Collected data entries:
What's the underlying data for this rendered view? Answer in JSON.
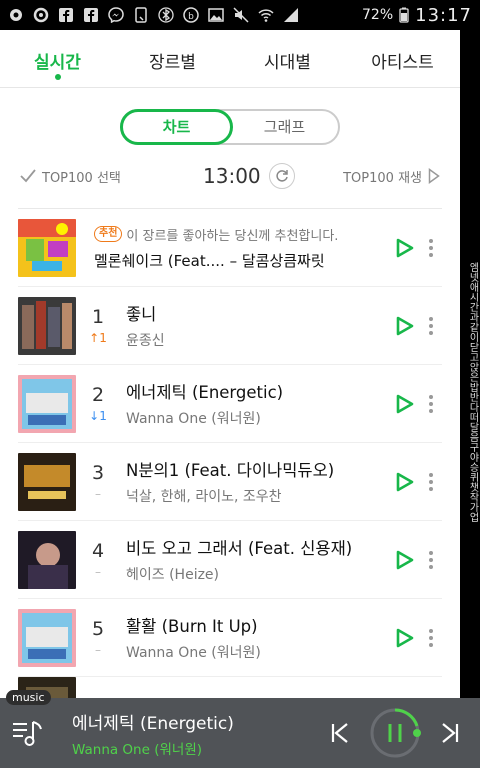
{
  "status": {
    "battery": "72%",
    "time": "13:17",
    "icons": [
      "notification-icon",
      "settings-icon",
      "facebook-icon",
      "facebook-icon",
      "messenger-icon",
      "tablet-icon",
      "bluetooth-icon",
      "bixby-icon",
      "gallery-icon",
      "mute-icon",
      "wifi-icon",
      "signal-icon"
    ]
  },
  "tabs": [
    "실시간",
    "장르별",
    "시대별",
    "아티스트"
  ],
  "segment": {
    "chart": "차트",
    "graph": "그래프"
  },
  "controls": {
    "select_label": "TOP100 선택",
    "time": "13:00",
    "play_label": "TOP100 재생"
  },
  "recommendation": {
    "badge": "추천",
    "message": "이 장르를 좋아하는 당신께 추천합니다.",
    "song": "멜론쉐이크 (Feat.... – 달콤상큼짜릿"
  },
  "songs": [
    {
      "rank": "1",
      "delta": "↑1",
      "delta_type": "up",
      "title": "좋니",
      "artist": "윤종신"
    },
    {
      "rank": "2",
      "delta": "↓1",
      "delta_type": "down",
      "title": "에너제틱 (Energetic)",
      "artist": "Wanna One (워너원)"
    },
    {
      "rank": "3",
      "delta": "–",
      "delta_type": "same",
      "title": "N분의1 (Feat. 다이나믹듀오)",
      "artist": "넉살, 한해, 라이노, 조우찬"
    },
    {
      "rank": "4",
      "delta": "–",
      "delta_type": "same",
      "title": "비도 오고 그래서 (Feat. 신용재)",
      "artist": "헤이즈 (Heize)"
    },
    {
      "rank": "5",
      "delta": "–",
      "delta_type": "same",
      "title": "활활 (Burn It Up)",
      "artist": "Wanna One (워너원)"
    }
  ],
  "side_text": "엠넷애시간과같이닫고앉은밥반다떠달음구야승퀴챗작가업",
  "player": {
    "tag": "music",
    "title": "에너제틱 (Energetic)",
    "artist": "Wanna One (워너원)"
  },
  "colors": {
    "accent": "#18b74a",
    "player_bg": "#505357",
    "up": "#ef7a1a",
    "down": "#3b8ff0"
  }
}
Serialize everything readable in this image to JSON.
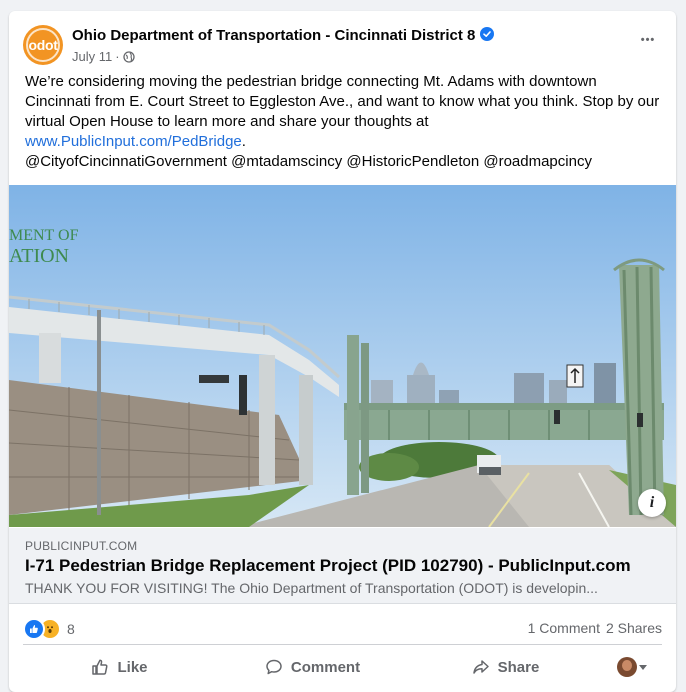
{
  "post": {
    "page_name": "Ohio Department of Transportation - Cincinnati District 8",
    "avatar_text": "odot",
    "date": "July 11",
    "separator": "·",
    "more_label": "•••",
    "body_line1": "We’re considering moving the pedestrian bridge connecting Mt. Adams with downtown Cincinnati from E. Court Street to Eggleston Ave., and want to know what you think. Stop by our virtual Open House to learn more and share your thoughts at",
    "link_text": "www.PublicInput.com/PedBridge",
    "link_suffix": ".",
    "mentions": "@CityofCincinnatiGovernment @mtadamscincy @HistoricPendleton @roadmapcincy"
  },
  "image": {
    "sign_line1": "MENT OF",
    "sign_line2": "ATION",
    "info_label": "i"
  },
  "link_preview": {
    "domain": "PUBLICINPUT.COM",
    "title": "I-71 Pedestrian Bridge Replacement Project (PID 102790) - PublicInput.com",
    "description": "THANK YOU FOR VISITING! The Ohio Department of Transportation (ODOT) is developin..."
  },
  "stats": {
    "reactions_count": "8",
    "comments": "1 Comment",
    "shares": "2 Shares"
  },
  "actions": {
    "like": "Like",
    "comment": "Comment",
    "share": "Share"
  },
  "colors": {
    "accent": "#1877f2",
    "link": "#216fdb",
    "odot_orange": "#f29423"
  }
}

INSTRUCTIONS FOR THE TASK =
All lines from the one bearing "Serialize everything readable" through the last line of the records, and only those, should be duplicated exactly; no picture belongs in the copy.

PROBLEM SOLUTION =
Serialize everything readable in this image to JSON.
{
  "post": {
    "page_name": "Ohio Department of Transportation - Cincinnati District 8",
    "avatar_text": "odot",
    "date": "July 11",
    "separator": "·",
    "more_label": "•••",
    "body_line1": "We’re considering moving the pedestrian bridge connecting Mt. Adams with downtown Cincinnati from E. Court Street to Eggleston Ave., and want to know what you think. Stop by our virtual Open House to learn more and share your thoughts at",
    "link_text": "www.PublicInput.com/PedBridge",
    "link_suffix": ".",
    "mentions": "@CityofCincinnatiGovernment @mtadamscincy @HistoricPendleton @roadmapcincy"
  },
  "image": {
    "sign_line1": "MENT OF",
    "sign_line2": "ATION",
    "info_label": "i"
  },
  "link_preview": {
    "domain": "PUBLICINPUT.COM",
    "title": "I-71 Pedestrian Bridge Replacement Project (PID 102790) - PublicInput.com",
    "description": "THANK YOU FOR VISITING! The Ohio Department of Transportation (ODOT) is developin..."
  },
  "stats": {
    "reactions_count": "8",
    "comments": "1 Comment",
    "shares": "2 Shares"
  },
  "actions": {
    "like": "Like",
    "comment": "Comment",
    "share": "Share"
  },
  "colors": {
    "accent": "#1877f2",
    "link": "#216fdb",
    "odot_orange": "#f29423"
  }
}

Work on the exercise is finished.